Racial inequality has even more insidious effects, striking at the health of entire communities. Joyce Sackey, dean for multicultural affairs and global health at the School of Medicine and associate professor of public health and community medicine, spoke about the stark inequities between the health of blacks and whites in America, noting, for instance, that the infant mortality rate for blacks is three times higher than for whites, and that preterm birth for blacks is almost 60 percent higher than for whites.
Heather Curtis, an associate professor of religion, spoke about how, while many religious communities have consistently opposed racism and inequality in the U.S., other religious traditions “often contributed to the elaboration of racial hierarchies that privileged whiteness, protected slavery and—after emancipation—continued to promote the exclusion of African Americans and other racial ‘outsiders’ from the political process and the public sphere.” She also pointed out that universities are important in the effort to balance past inequities. “Universities like Tufts are places where we can cultivate the listening skills that will help us understand how various social and cultural forces, including religious communities themselves, have been complicit in constructing and perpetuating inequalities,” she said.
Pearl Robinson, an associate professor of political science, spoke about her research for a book about Ralph Bunche, an American academic and the first African American to win the Nobel Peace Prize, in 1950, for his mediation in Israel.
The forum was the first in what Harris says will be a continuing conversation at Tufts around issues of race and inequality.

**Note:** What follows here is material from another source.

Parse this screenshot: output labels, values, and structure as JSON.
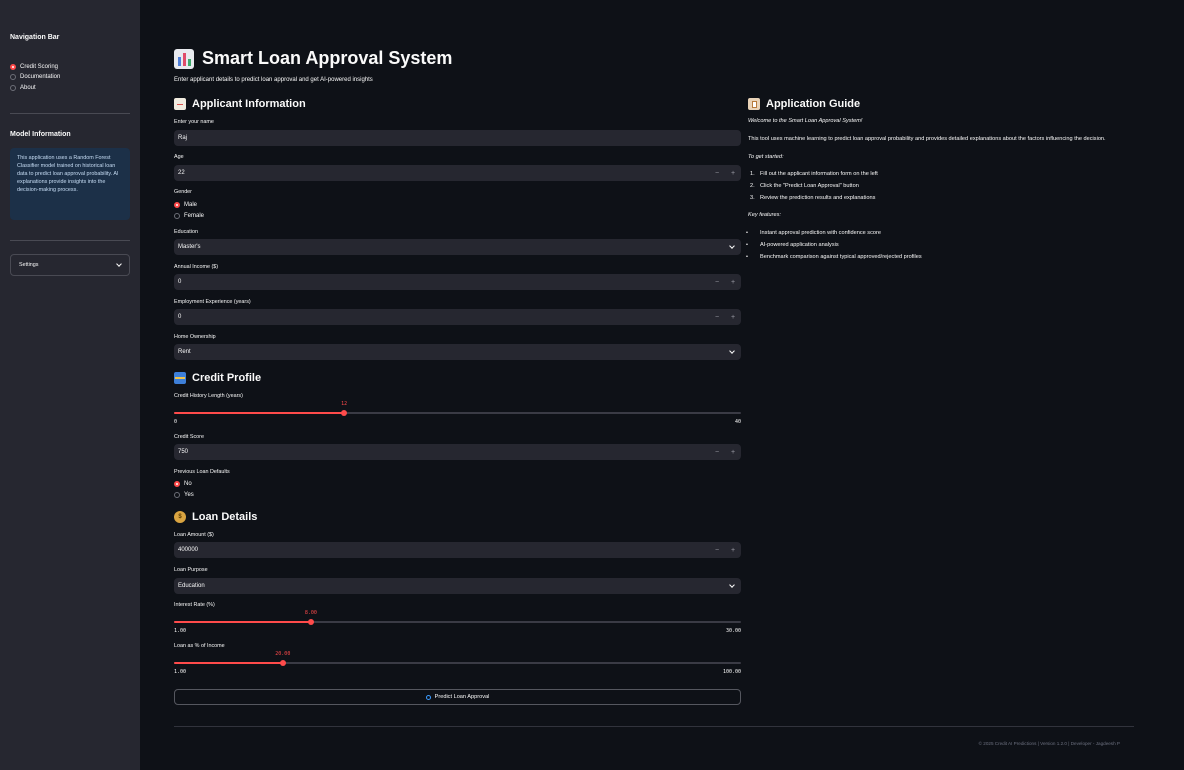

Among upcoming events are the Center for the Study of Race and Democracy’s conference “Freedom Dreams 1865, 1965, 2015,” on March 4–5, and a lecture, “This Ends Badly—Race and Capitalism,” by Vijay Prashad, a professor of international studies at Trinity College, on Tuesday, April 7, at 5:30 p.m. in Alumnae Lounge. Also, a talk, “Science of Stereotyping and Unconscious Bias,” will be held on April 16 at Cummings School.
Taylor McNeil can be reached at firstname.lastname@example.org.